Culture Comes Before Curriculum
For nearly a quarter of a century successive governments have made league tables their principal tool for measuring school performance, and while the league-table mentality has been satirised and denounced as far back as 1854 by Dickens in Hard Times – the tables hold us in thrall, the absence of evidence of their value notwithstanding.
Biographers often note, usually with a mixture of pride and amusement, their subjects’ lack of distinction in their school years. Perhaps it would help parents, teachers and all involved in education, pupils not least, to realise that it is the exception more often than the rule for examination rank orders to match profiles of subsequent achievement. High-functioning adults, secure in their own wellbeing and contributing to the wellbeing of others, will have their roots in a significantly richer and more complex soil than that of their school studies and their mastery of examination technique.
Central to personal development is surely being loved and respected and learning how to give love and respect in return. Love and respect need to underpin the culture of school as much as the culture of home. Young people who know themselves to be loved and respected and to have a sense of purpose – a purpose in which they believe and which is affirmed by others – will then have the energy, motivation and confidence to explore and discover the world – the physical world and world of the mind, emotions and imagination.

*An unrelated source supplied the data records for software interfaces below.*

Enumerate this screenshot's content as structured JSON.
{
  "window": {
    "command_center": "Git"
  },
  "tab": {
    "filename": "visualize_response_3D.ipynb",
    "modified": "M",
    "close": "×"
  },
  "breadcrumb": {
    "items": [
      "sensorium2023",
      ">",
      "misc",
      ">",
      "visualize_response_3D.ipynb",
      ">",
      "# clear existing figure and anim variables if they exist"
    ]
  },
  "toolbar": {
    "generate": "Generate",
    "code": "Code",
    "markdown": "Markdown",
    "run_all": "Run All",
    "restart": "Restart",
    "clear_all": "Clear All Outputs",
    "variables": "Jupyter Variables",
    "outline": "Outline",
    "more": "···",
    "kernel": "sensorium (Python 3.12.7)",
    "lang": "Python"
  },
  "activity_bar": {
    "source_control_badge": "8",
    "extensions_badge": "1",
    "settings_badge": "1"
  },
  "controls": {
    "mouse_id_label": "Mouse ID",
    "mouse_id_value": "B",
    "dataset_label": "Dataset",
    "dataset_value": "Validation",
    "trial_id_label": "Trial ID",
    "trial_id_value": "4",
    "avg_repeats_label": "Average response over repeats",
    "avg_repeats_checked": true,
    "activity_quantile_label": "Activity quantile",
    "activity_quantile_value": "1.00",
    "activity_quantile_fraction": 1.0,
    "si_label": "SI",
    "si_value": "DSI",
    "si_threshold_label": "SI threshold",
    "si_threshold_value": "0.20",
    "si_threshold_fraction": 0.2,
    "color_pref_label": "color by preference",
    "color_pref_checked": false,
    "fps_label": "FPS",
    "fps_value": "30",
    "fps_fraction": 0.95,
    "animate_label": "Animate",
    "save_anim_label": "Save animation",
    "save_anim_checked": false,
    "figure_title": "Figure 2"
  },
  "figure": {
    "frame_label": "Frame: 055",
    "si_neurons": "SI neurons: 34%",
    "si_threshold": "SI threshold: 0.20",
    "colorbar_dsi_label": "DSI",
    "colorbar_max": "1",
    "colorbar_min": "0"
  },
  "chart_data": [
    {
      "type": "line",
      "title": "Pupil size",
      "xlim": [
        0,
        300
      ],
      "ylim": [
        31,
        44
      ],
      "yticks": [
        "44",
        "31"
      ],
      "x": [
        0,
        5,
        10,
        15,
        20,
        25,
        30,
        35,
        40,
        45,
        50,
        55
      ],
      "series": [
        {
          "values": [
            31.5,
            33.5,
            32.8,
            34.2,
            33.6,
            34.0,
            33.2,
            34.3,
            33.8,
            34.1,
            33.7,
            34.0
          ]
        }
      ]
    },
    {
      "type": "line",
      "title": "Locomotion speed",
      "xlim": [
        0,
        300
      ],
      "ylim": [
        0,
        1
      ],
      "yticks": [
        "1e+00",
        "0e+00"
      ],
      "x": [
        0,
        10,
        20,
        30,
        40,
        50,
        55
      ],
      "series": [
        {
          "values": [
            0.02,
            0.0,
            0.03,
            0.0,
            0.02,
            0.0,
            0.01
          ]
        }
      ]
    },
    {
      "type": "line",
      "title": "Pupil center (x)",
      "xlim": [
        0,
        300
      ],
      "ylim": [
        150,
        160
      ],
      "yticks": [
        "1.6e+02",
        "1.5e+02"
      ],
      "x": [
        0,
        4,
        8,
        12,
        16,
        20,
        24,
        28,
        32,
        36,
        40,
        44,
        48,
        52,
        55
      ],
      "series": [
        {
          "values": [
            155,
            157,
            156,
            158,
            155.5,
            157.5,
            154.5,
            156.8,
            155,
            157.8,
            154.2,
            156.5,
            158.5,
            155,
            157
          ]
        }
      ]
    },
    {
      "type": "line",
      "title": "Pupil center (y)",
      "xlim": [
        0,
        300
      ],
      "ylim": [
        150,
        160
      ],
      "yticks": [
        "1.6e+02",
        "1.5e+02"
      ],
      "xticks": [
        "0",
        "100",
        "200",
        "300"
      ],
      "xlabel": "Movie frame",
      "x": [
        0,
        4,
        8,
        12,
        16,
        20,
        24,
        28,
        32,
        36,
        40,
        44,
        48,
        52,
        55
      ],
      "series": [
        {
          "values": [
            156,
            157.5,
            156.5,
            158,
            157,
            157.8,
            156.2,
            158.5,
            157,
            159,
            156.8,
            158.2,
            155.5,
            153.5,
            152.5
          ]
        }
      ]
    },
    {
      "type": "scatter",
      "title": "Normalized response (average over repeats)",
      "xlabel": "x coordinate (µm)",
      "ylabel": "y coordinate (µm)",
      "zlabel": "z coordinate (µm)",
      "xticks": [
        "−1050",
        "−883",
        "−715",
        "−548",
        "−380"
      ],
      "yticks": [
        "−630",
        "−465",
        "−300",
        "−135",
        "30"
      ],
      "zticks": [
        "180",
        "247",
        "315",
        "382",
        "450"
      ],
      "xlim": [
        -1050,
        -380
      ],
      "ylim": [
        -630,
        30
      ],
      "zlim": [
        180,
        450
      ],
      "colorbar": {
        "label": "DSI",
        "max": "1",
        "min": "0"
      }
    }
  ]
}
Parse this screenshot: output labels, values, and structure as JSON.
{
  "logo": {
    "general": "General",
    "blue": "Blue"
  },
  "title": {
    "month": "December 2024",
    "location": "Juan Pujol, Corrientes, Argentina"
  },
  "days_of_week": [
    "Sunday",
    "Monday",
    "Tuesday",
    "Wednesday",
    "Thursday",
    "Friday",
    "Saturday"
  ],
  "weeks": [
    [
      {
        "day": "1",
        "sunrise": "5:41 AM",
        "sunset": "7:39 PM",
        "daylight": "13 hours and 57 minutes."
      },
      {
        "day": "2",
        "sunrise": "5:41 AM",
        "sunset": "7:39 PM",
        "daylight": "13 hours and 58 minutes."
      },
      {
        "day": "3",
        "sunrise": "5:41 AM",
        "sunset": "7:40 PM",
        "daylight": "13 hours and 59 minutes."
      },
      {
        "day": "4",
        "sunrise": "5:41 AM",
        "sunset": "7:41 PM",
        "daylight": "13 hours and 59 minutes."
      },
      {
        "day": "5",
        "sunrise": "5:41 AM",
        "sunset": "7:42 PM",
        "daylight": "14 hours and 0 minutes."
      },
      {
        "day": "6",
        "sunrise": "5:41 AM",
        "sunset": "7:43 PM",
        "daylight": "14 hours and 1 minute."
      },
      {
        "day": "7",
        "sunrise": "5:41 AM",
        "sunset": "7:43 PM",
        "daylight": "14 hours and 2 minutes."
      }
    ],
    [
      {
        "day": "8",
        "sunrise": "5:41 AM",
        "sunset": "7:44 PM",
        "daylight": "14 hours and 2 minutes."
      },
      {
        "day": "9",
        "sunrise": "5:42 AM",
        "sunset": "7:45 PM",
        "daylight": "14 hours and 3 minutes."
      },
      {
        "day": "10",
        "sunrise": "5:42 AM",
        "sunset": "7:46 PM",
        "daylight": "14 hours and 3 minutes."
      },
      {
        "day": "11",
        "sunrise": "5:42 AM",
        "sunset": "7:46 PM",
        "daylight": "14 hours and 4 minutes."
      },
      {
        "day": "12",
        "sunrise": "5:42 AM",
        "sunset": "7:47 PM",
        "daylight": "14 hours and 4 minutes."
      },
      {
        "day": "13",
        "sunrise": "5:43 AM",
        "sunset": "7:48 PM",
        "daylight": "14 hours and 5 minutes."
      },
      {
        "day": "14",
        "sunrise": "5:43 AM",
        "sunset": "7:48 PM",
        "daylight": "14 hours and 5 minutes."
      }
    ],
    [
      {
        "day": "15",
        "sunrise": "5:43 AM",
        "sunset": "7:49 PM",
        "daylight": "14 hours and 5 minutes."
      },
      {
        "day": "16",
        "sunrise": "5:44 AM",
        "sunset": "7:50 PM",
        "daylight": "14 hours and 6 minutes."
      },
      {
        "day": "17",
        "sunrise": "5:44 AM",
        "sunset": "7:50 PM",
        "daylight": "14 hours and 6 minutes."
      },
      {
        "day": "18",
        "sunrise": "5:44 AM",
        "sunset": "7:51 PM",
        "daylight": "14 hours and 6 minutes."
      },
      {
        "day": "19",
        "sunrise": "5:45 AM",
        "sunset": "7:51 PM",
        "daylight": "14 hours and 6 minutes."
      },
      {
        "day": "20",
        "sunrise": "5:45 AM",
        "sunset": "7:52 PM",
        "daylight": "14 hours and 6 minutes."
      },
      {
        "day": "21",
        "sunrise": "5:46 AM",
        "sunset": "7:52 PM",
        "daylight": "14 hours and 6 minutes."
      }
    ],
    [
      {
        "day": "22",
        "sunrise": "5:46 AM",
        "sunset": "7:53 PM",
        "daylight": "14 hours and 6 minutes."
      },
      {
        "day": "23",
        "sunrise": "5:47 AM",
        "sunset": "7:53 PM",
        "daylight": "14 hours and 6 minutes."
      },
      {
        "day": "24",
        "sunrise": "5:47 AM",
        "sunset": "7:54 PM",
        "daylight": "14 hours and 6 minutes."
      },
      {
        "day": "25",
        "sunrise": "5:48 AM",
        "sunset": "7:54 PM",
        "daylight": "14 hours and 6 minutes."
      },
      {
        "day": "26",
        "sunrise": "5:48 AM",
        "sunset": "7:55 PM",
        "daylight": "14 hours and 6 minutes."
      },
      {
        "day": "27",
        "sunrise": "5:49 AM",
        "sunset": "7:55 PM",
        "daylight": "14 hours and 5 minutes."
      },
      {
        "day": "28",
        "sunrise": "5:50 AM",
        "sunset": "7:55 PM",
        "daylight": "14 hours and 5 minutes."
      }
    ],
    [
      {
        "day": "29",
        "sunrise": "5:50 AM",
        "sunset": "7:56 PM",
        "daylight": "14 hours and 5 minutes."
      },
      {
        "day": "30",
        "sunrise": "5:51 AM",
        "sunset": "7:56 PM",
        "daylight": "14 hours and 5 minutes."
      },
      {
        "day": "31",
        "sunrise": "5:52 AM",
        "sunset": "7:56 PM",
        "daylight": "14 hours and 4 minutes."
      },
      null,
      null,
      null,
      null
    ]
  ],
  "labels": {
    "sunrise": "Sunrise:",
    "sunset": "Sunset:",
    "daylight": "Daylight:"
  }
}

A happy and purposeful learning environment, a can-do culture and a setting in which learning is exciting and can be undertaken in the fair expectation of success – these are the distinguishing features of a flourishing school life in which wellbeing is genuinely ‘of paramount importance’ and from which will emerge young people of stature and potential who are equipped to take their place in the world, able not just to manage their own lives but to support and guide others too.
George Eliot in the final paragraph of Middlemarch gives us the model and inspiration of her heroine, Dorothea Brooke, a woman made wise by age and experience, and making her mark not by the glamour and drama of her youthful ideals but by the ‘incalculably diffusive’ effect on those around her of the ‘unhistoric acts’ that leave things ‘not so ill with you and me as they might have been’ and that nourish ‘the growing good of the world’.
Contributing to ‘the growing good of the world’? Not a bad vision to which to aspire.
- Alison Jones, Head of Rye St Antony, Oxford